- May improve hair health and texture
- Reduces inflammation and irritation, which helps sore joints
- Enhances heart health
Growing Bay Leaf Plants: Everything You Need To Know For Success
Bay plants are slow-growing trees that are actually pretty simple to grow. However, they are frost tender and cannot grow outdoors in zones colder than a 7. In addition, they have stiff, leathery leaves with a rib down the middle of the leaf.
Here’s what this plant needs to thrive.
Growing Needs Of Bay Leaf Plants
- Scientific name: Laurus Nobilis
- When to plant: Bay plants are slow-growing and take a very long time to grow from seeds, so the normal way to propagate them is through stem cuttings in the spring when the tree is still somewhat dormant.
- Light: A bay leaf plant wants full sun.
- Soil: Can tolerate many different well-draining soil types with an acidity of 4.5 – 8.3 (although prefers a range of 6.0 – 7.0).
- Fertilizing: Not usually needed for trees grown outdoors. Bay plants ground indoors will need an occasional well-balanced fertilizer.
- Watering: This plant has shallow roots and benefits from frequent waterings so that it doesn’t dry out.
- Hardiness Zones: Perennial in zones 7-11. Grow indoors in colder zones.
Ideal Locations For Growing Bay leaf
Your bay leaf plant doesn’t require a lot of work, but where you can grow it will change depending on the climate where you live.
- Warm regions: Grow it in garden beds outdoors.
- Colder regions: Grow it in containers so that you can move them around or grow them as an indoor herb when the weather turns too cold for your bay leaf plant.
Keeping Bay Leaf Plants Healthy
This herb is fairly resistant to most pests and diseases, which makes for easy growing. The biggest problems for bay plants usually tend to be cold temperatures, not enough sunlight, or over-watering.
Aphids and scale can be the biggest problems.
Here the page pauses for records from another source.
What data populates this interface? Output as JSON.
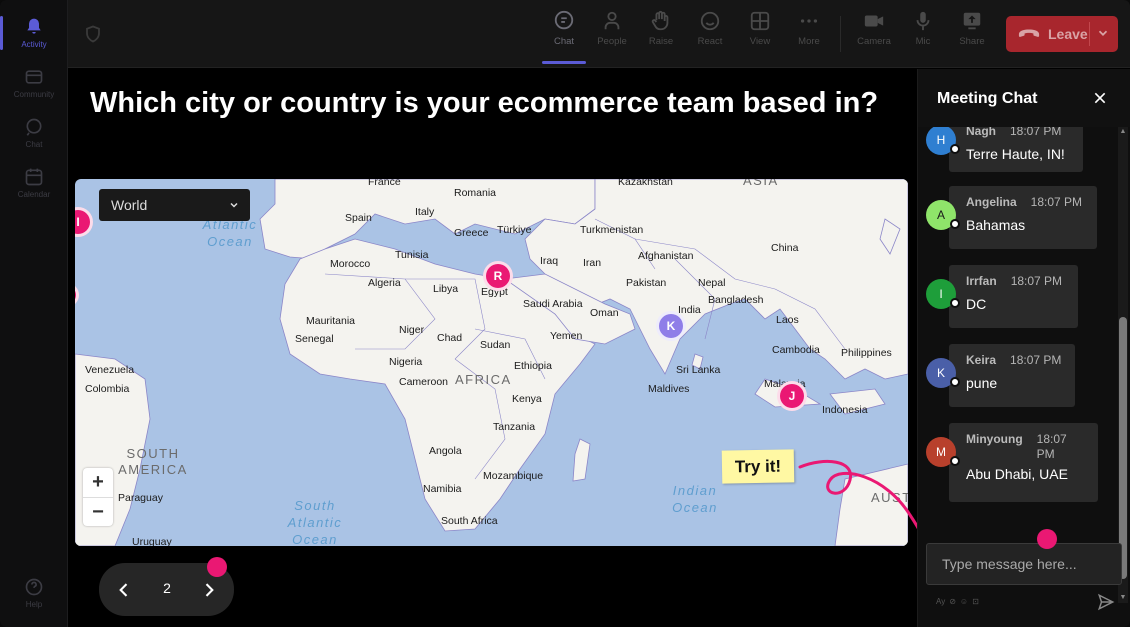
{
  "rail": {
    "items": [
      {
        "label": "Activity",
        "icon": "bell-icon",
        "active": true
      },
      {
        "label": "Community",
        "icon": "community-icon",
        "active": false
      },
      {
        "label": "Chat",
        "icon": "chat-icon",
        "active": false
      },
      {
        "label": "Calendar",
        "icon": "calendar-icon",
        "active": false
      }
    ],
    "help": "Help"
  },
  "toolbar": {
    "chat": "Chat",
    "people": "People",
    "raise": "Raise",
    "react": "React",
    "view": "View",
    "more": "More",
    "camera": "Camera",
    "mic": "Mic",
    "share": "Share",
    "leave": "Leave"
  },
  "main": {
    "question": "Which city or country is your ecommerce team based in?",
    "region_select": "World",
    "zoom_in": "+",
    "zoom_out": "−",
    "try_it": "Try it!",
    "page_number": "2"
  },
  "map": {
    "labels": {
      "france": "France",
      "romania": "Romania",
      "kazakhstan": "Kazakhstan",
      "asia": "ASIA",
      "spain": "Spain",
      "italy": "Italy",
      "greece": "Greece",
      "turkiye": "Türkiye",
      "turkmenistan": "Turkmenistan",
      "china": "China",
      "tunisia": "Tunisia",
      "morocco": "Morocco",
      "iraq": "Iraq",
      "iran": "Iran",
      "afghanistan": "Afghanistan",
      "algeria": "Algeria",
      "libya": "Libya",
      "egypt": "Egypt",
      "nepal": "Nepal",
      "pakistan": "Pakistan",
      "bangladesh": "Bangladesh",
      "saudi": "Saudi Arabia",
      "india": "India",
      "oman": "Oman",
      "mauritania": "Mauritania",
      "niger": "Niger",
      "chad": "Chad",
      "sudan": "Sudan",
      "yemen": "Yemen",
      "laos": "Laos",
      "senegal": "Senegal",
      "nigeria": "Nigeria",
      "cambodia": "Cambodia",
      "philippines": "Philippines",
      "venezuela": "Venezuela",
      "ethiopia": "Ethiopia",
      "srilanka": "Sri Lanka",
      "cameroon": "Cameroon",
      "africa": "AFRICA",
      "colombia": "Colombia",
      "maldives": "Maldives",
      "malaysia": "Malaysia",
      "kenya": "Kenya",
      "indonesia": "Indonesia",
      "tanzania": "Tanzania",
      "southamerica": "SOUTH AMERICA",
      "angola": "Angola",
      "mozambique": "Mozambique",
      "namibia": "Namibia",
      "paraguay": "Paraguay",
      "southafrica": "South Africa",
      "uruguay": "Uruguay",
      "atlantic": "Atlantic Ocean",
      "southatlantic": "South Atlantic Ocean",
      "indian": "Indian Ocean",
      "australia": "AUST"
    },
    "pins": [
      {
        "letter": "R",
        "color": "#ea1873"
      },
      {
        "letter": "K",
        "color": "#8f7ee8"
      },
      {
        "letter": "J",
        "color": "#ea1873"
      },
      {
        "letter": "I",
        "color": "#ea1873"
      }
    ]
  },
  "chat": {
    "title": "Meeting Chat",
    "messages": [
      {
        "initial": "H",
        "name": "Nagh",
        "time": "18:07 PM",
        "text": "Terre Haute, IN!",
        "avatar_color": "#2f7fd1"
      },
      {
        "initial": "A",
        "name": "Angelina",
        "time": "18:07 PM",
        "text": "Bahamas",
        "avatar_color": "#8fe46a"
      },
      {
        "initial": "I",
        "name": "Irrfan",
        "time": "18:07 PM",
        "text": "DC",
        "avatar_color": "#1e9e3a"
      },
      {
        "initial": "K",
        "name": "Keira",
        "time": "18:07 PM",
        "text": "pune",
        "avatar_color": "#4a5fa8"
      },
      {
        "initial": "M",
        "name": "Minyoung",
        "time": "18:07 PM",
        "text": "Abu Dhabi, UAE",
        "avatar_color": "#b8402c"
      }
    ],
    "input_placeholder": "Type message here..."
  }
}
Spray your infected plant with a mixture of 1 teaspoon dish soap and 1-gallon of water.
Bay leaf plants don’t generally have a problem with fungal diseases. Leaf spot is the biggest concern, and it’s caused by overwatering and allowing the roots to sit in water for prolonged periods of time.
Harvesting Bay leaf
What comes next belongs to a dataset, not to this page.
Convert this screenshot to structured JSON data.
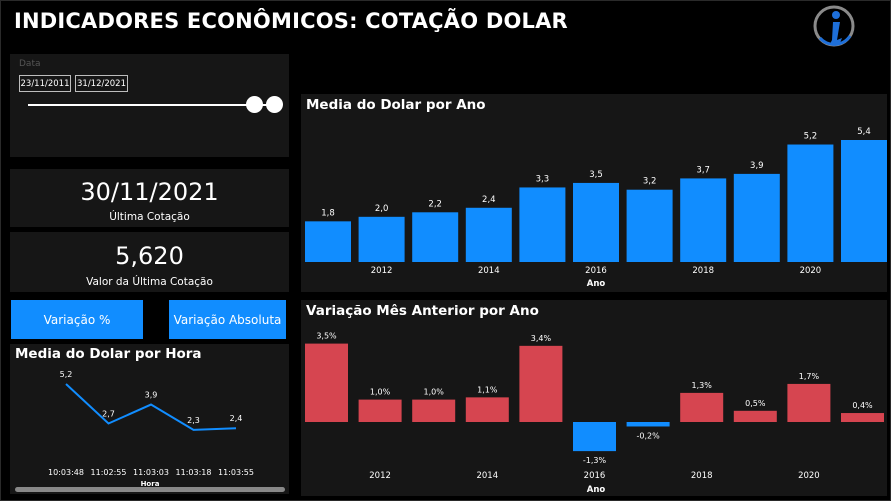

Once your plant reaches 2 years old, you can harvest leaves from your plant anytime you want. However, you’ll get the best flavor in leaves from the bigger, more mature leaves. Then sit them out for a couple of weeks so they can cure before using them.
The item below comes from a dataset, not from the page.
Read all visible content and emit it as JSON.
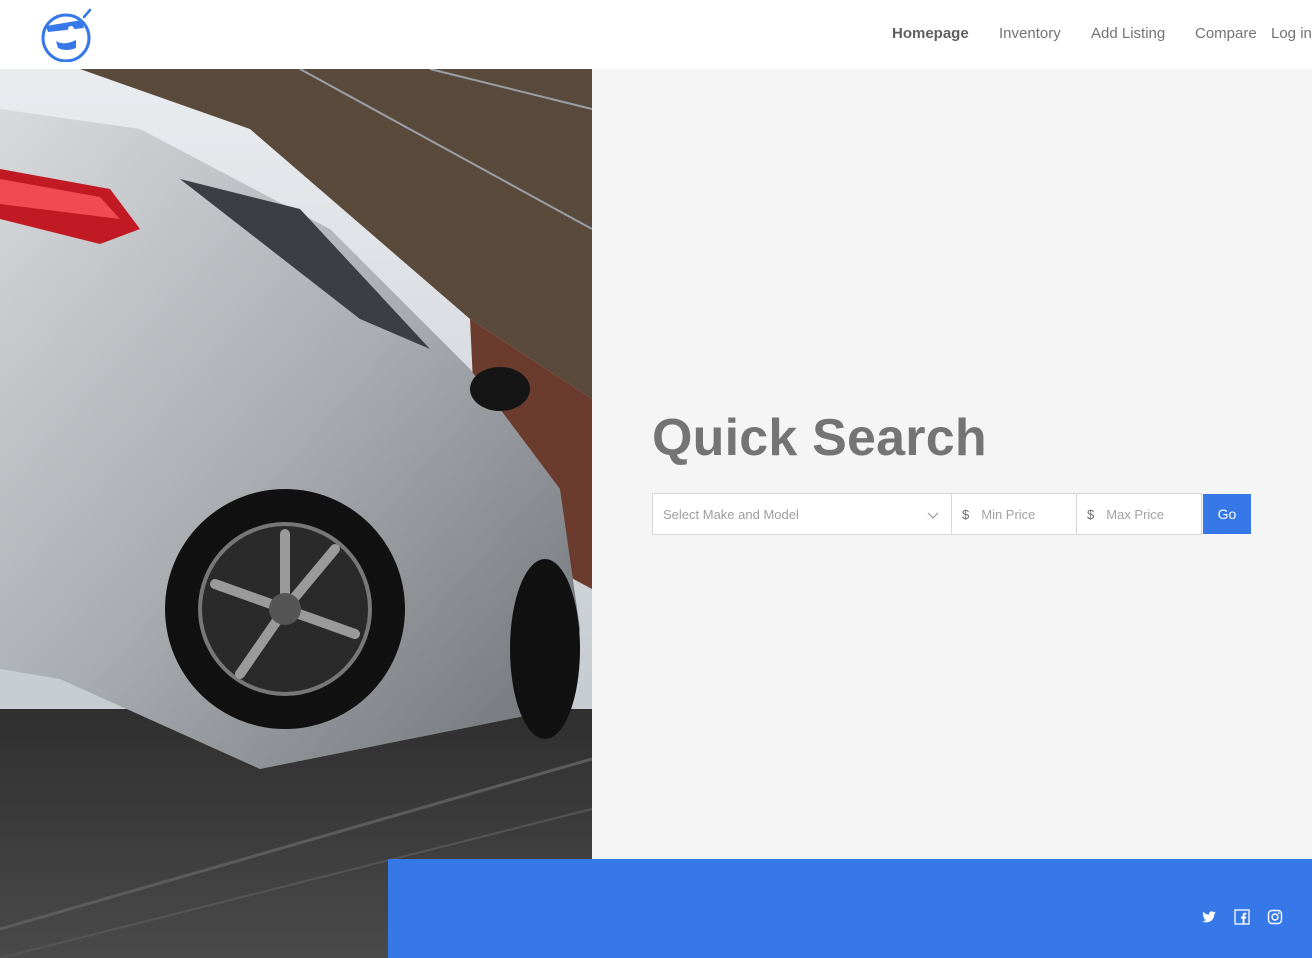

You can either use them whole or crush them up, but make sure to remove them after you finish cooking so they aren’t eaten.
Storing And Preserving Bay Leaf
After harvesting, dry your leaves by spreading them out in a single layer on a piece of parchment paper. Leave them there for 2 weeks to dry and cure. Once dried, store your leaves in an airtight container.
Ways To Use Bay Plants
Bay leaf plants are popular for use in a large variety of recipes. In addition, its tall, leggy appearance makes it a wonderful addition to flower gardens and cut flower arrangements as a feathery filler.
Using bay leaf in culinary recipes is one of the most common uses for this flavorful herb. Although it’s native to the Mediterranean region, it’s a staple in many different cuisines. Add a bay leaf to:
- Meat recipes
- Fish dishes
- Roasted vegetables
- Sauces and dips
- Flavored vinegar
- Spice blends
- And more!
Bay leaf is calming and uplifting when used aromatically. Add it to your diffuser as well as sprays, potpourri, or candles to give you a positive boost when you’re feeling overwhelmed.
I hope that this post gave you some helpful information about using and growing a bay leaf plant! This ancient herb is more widely used than ever and makes a wonderful addition to your outdoor garden or your indoor herb garden. And, when you grow your own, you can have “fresh” bay leaves for your recipes anytime.
So happy to find your site! I received a cutting from a bay laurel tree and so glad it has done so well. Today it is about 2 feet tall growing in a 2 gallon pot. When does it need to be repotted into a larger pot ?
Hi Deborah! Id say if the tree is two feet tall now it is best to transplant it into a larger container in spring. But do wait until spring. Cheers and happy holidays!